• What needs to be done: Copy out every line of the data that has the word "JSON" somewhere in it.

• Supplied material:
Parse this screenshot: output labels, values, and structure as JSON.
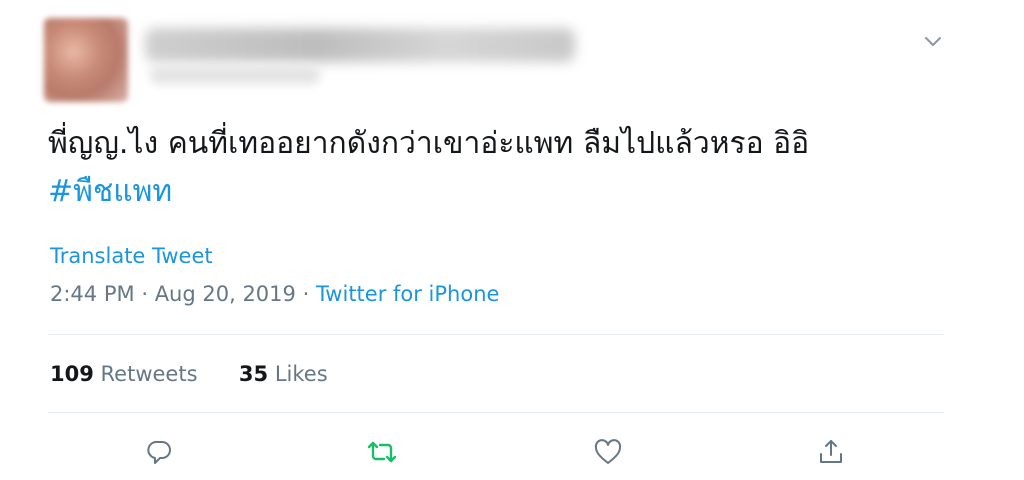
{
  "tweet": {
    "text": "พี่ญญ.ไง คนที่เทออยากดังกว่าเขาอ่ะแพท ลืมไปแล้วหรอ อิอิ",
    "hashtag": "#พืชแพท",
    "translate_label": "Translate Tweet",
    "time": "2:44 PM",
    "date": "Aug 20, 2019",
    "separator": "·",
    "source": "Twitter for iPhone"
  },
  "stats": {
    "retweets_count": "109",
    "retweets_label": "Retweets",
    "likes_count": "35",
    "likes_label": "Likes"
  },
  "icons": {
    "menu": "chevron-down-icon",
    "reply": "reply-icon",
    "retweet": "retweet-icon",
    "like": "heart-icon",
    "share": "share-icon"
  },
  "colors": {
    "link": "#1b95e0",
    "retweet_active": "#17bf63",
    "muted": "#657786",
    "text": "#14171a"
  }
}
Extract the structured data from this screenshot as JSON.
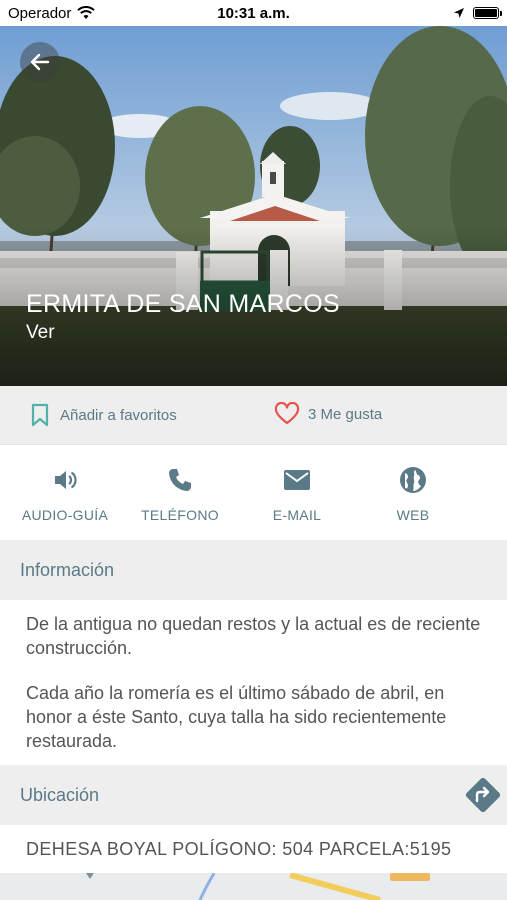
{
  "status": {
    "carrier": "Operador",
    "time": "10:31 a.m."
  },
  "hero": {
    "title": "ERMITA DE SAN MARCOS",
    "subtitle": "Ver"
  },
  "actions": {
    "favorite_label": "Añadir a favoritos",
    "likes_label": "3 Me gusta"
  },
  "contacts": [
    {
      "label": "AUDIO-GUÍA",
      "icon": "speaker-icon"
    },
    {
      "label": "TELÉFONO",
      "icon": "phone-icon"
    },
    {
      "label": "E-MAIL",
      "icon": "mail-icon"
    },
    {
      "label": "WEB",
      "icon": "globe-icon"
    }
  ],
  "info": {
    "header": "Información",
    "paragraphs": [
      "De la antigua no quedan restos y la actual es de reciente construcción.",
      "Cada año la romería es el último sábado de abril, en honor a éste Santo, cuya talla ha sido recientemente restaurada."
    ]
  },
  "location": {
    "header": "Ubicación",
    "address": "DEHESA BOYAL POLÍGONO: 504 PARCELA:5195"
  },
  "colors": {
    "accent": "#5b7a87",
    "heart": "#e5534b",
    "bookmark": "#4fb3a9",
    "section_bg": "#eeeeee"
  }
}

• Answer box:
Parse this screenshot: output labels, values, and structure as JSON.
Extract the structured data from this screenshot as JSON.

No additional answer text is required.